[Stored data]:
┌──

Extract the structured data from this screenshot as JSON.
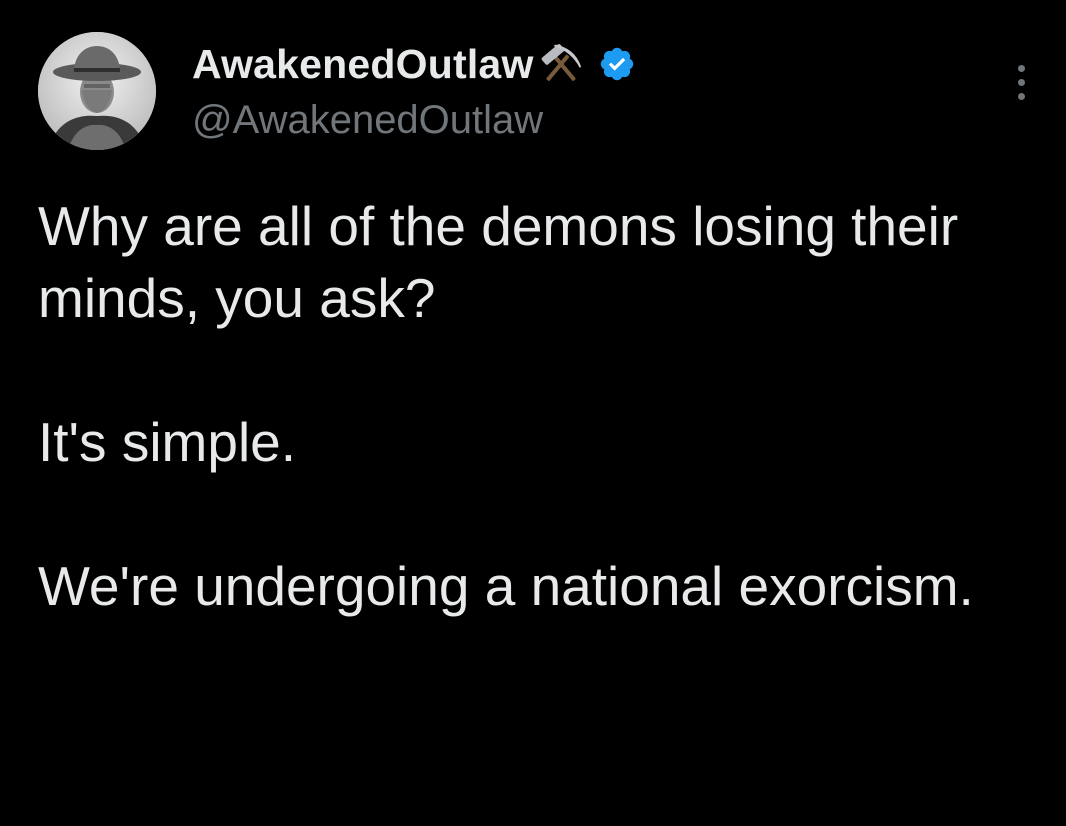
{
  "author": {
    "display_name": "AwakenedOutlaw",
    "name_emoji": "hammer-and-pick-icon",
    "verified": true,
    "handle": "@AwakenedOutlaw"
  },
  "tweet": {
    "paragraphs": [
      "Why are all of the demons losing their minds, you ask?",
      "It's simple.",
      "We're undergoing a national exorcism."
    ]
  },
  "colors": {
    "background": "#000000",
    "text_primary": "#e7e9ea",
    "text_secondary": "#71767b",
    "verified_blue": "#1d9bf0"
  },
  "icons": {
    "more": "more-vertical-icon",
    "verified": "verified-badge-icon"
  }
}
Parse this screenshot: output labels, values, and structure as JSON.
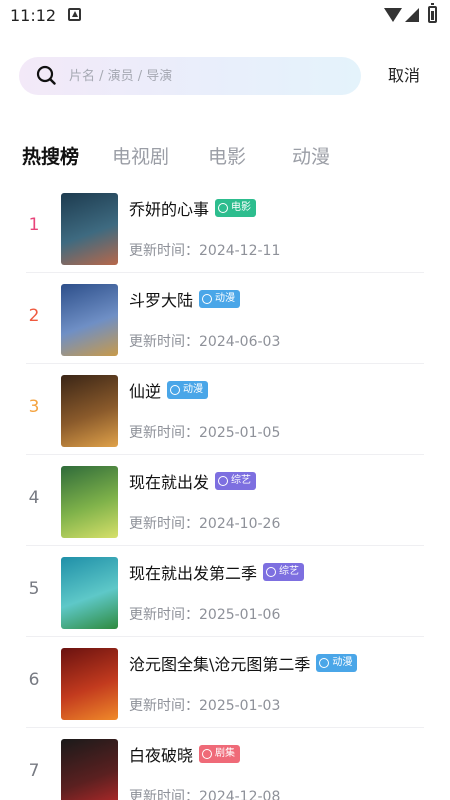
{
  "status_bar": {
    "time": "11:12"
  },
  "search": {
    "placeholder": "片名 / 演员 / 导演",
    "cancel_label": "取消"
  },
  "tabs": [
    {
      "label": "热搜榜",
      "active": true
    },
    {
      "label": "电视剧",
      "active": false
    },
    {
      "label": "电影",
      "active": false
    },
    {
      "label": "动漫",
      "active": false
    }
  ],
  "updated_prefix": "更新时间：",
  "items": [
    {
      "rank": "1",
      "rank_color": "#e8447a",
      "title": "乔妍的心事",
      "badge": "电影",
      "badge_color": "#2dbd8e",
      "date": "2024-12-11",
      "poster_colors": [
        "#1d3b4f",
        "#3e6a80",
        "#b8684a"
      ]
    },
    {
      "rank": "2",
      "rank_color": "#ef5a3f",
      "title": "斗罗大陆",
      "badge": "动漫",
      "badge_color": "#4aa6e8",
      "date": "2024-06-03",
      "poster_colors": [
        "#2d4f8a",
        "#6f8fc5",
        "#c89a4a"
      ]
    },
    {
      "rank": "3",
      "rank_color": "#f4a442",
      "title": "仙逆",
      "badge": "动漫",
      "badge_color": "#4aa6e8",
      "date": "2025-01-05",
      "poster_colors": [
        "#3a2516",
        "#8a5a2b",
        "#e0a24a"
      ]
    },
    {
      "rank": "4",
      "rank_color": "#777a82",
      "title": "现在就出发",
      "badge": "综艺",
      "badge_color": "#7d6fe0",
      "date": "2024-10-26",
      "poster_colors": [
        "#2f6b3a",
        "#7fb24a",
        "#d7e06a"
      ]
    },
    {
      "rank": "5",
      "rank_color": "#777a82",
      "title": "现在就出发第二季",
      "badge": "综艺",
      "badge_color": "#7d6fe0",
      "date": "2025-01-06",
      "poster_colors": [
        "#1f8fa8",
        "#5ec8c8",
        "#2e8a3e"
      ]
    },
    {
      "rank": "6",
      "rank_color": "#777a82",
      "title": "沧元图全集\\沧元图第二季",
      "badge": "动漫",
      "badge_color": "#4aa6e8",
      "date": "2025-01-03",
      "poster_colors": [
        "#6a1210",
        "#c23a1e",
        "#f08a2a"
      ]
    },
    {
      "rank": "7",
      "rank_color": "#777a82",
      "title": "白夜破晓",
      "badge": "剧集",
      "badge_color": "#ef6a78",
      "date": "2024-12-08",
      "poster_colors": [
        "#1a1a1a",
        "#5a2020",
        "#c02a2a"
      ]
    }
  ]
}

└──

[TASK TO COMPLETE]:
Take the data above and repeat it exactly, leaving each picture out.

[REPLY TO THE EXERCISE]:
Extract the structured data from this screenshot as JSON.
{
  "author": {
    "display_name": "AwakenedOutlaw",
    "name_emoji": "hammer-and-pick-icon",
    "verified": true,
    "handle": "@AwakenedOutlaw"
  },
  "tweet": {
    "paragraphs": [
      "Why are all of the demons losing their minds, you ask?",
      "It's simple.",
      "We're undergoing a national exorcism."
    ]
  },
  "colors": {
    "background": "#000000",
    "text_primary": "#e7e9ea",
    "text_secondary": "#71767b",
    "verified_blue": "#1d9bf0"
  },
  "icons": {
    "more": "more-vertical-icon",
    "verified": "verified-badge-icon"
  }
}
Parse this screenshot: output labels, values, and structure as JSON.
{
  "status_bar": {
    "time": "11:12"
  },
  "search": {
    "placeholder": "片名 / 演员 / 导演",
    "cancel_label": "取消"
  },
  "tabs": [
    {
      "label": "热搜榜",
      "active": true
    },
    {
      "label": "电视剧",
      "active": false
    },
    {
      "label": "电影",
      "active": false
    },
    {
      "label": "动漫",
      "active": false
    }
  ],
  "updated_prefix": "更新时间：",
  "items": [
    {
      "rank": "1",
      "rank_color": "#e8447a",
      "title": "乔妍的心事",
      "badge": "电影",
      "badge_color": "#2dbd8e",
      "date": "2024-12-11",
      "poster_colors": [
        "#1d3b4f",
        "#3e6a80",
        "#b8684a"
      ]
    },
    {
      "rank": "2",
      "rank_color": "#ef5a3f",
      "title": "斗罗大陆",
      "badge": "动漫",
      "badge_color": "#4aa6e8",
      "date": "2024-06-03",
      "poster_colors": [
        "#2d4f8a",
        "#6f8fc5",
        "#c89a4a"
      ]
    },
    {
      "rank": "3",
      "rank_color": "#f4a442",
      "title": "仙逆",
      "badge": "动漫",
      "badge_color": "#4aa6e8",
      "date": "2025-01-05",
      "poster_colors": [
        "#3a2516",
        "#8a5a2b",
        "#e0a24a"
      ]
    },
    {
      "rank": "4",
      "rank_color": "#777a82",
      "title": "现在就出发",
      "badge": "综艺",
      "badge_color": "#7d6fe0",
      "date": "2024-10-26",
      "poster_colors": [
        "#2f6b3a",
        "#7fb24a",
        "#d7e06a"
      ]
    },
    {
      "rank": "5",
      "rank_color": "#777a82",
      "title": "现在就出发第二季",
      "badge": "综艺",
      "badge_color": "#7d6fe0",
      "date": "2025-01-06",
      "poster_colors": [
        "#1f8fa8",
        "#5ec8c8",
        "#2e8a3e"
      ]
    },
    {
      "rank": "6",
      "rank_color": "#777a82",
      "title": "沧元图全集\\沧元图第二季",
      "badge": "动漫",
      "badge_color": "#4aa6e8",
      "date": "2025-01-03",
      "poster_colors": [
        "#6a1210",
        "#c23a1e",
        "#f08a2a"
      ]
    },
    {
      "rank": "7",
      "rank_color": "#777a82",
      "title": "白夜破晓",
      "badge": "剧集",
      "badge_color": "#ef6a78",
      "date": "2024-12-08",
      "poster_colors": [
        "#1a1a1a",
        "#5a2020",
        "#c02a2a"
      ]
    }
  ]
}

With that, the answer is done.